Three towns across Gippsland have been declared “CSG free” under community initiatives to survey residents in recent months. The most recent was the small community of Harmers Haven, on the coast near Wonthaggi, on October 27.
More surveys are being held in 14 localities across Victoria.
“The deep community opposition to onshore gas operations is causing headaches for the Coalition government,” Friends of the Earth campaigns coordinator Cam Walker told Green Left Weekly.
“There's basically one community meeting happening per week, with 50 held this year, and this is now jumping from Gippsland to Western Victoria.”
Victorian company Lakes Oil holds a petroleum exploration permit for the region south of Geelong and along the coast west of Melbourne.

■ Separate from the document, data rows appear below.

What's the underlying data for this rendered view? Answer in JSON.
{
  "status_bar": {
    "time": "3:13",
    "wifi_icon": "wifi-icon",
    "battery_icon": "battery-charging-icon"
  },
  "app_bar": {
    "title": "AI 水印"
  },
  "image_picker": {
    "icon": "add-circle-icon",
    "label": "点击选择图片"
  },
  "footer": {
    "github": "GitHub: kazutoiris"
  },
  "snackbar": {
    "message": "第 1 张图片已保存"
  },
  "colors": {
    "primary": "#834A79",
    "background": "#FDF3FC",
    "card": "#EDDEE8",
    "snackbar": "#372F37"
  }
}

Local activist Tony Gleeson from Frack-Free Geelong told Green Left Weekly that the company, in which mining billionaire Gina Rinehart recently acquired an 18% share, is exploring for shale gas.
“This gas is deeper than CSG, up to a couple of kilometres ... way below the aquifers,” Gleeson said. “They seem to think that because it's deeper it's safer. Our thinking is that it's certainly going to impact on the aquifers, it's just going to happen more slowly.”
There will be a community meeting on CSG and shale gas exploration at Moriac, west of Geelong, on November 13. A community survey is planned on whether to declare Moriac “frack-free”.
Other upcoming community meetings in Victoria include the Gippsland towns of Gormandale on November 6 and Maffra on November 7.
The state government was expected to lift the fracking moratorium in June, but said it would wait for a report on the state’s gas supply by former federal Liberal MP Peter Reith, which was delivered to state parliament on November 1.
Reith's report recommends the moratorium be lifted. Premier Denis Napthine has not yet committed to any action, promising caution. Deputy premier and National Party leader Peter Ryan told the Age that there was ''no way the Coalition government will put at risk the water aquifers, the agricultural production and the liveability” of Gippsland, where his seat is.
Walker criticised Reith's report, saying: “Mr Reith is using the spectre of an imminent gas crisis, job loss, rising prices and the potential collapse of our manufacturing sector to scare the Victorian people into accepting his argument that we must start drilling for unconventional gas as soon as possible.”
Walker has called for further government action to investigate the industry. “We need data from an independent source to be able to decide if such an industry will be safe for people, land and water. The way to get this is through a state government inquiry: a proposal that the Coalition has twice voted against.”
Walker said the moratorium should be turned “into a permanent ban on new coal and gas operations on our farmland”.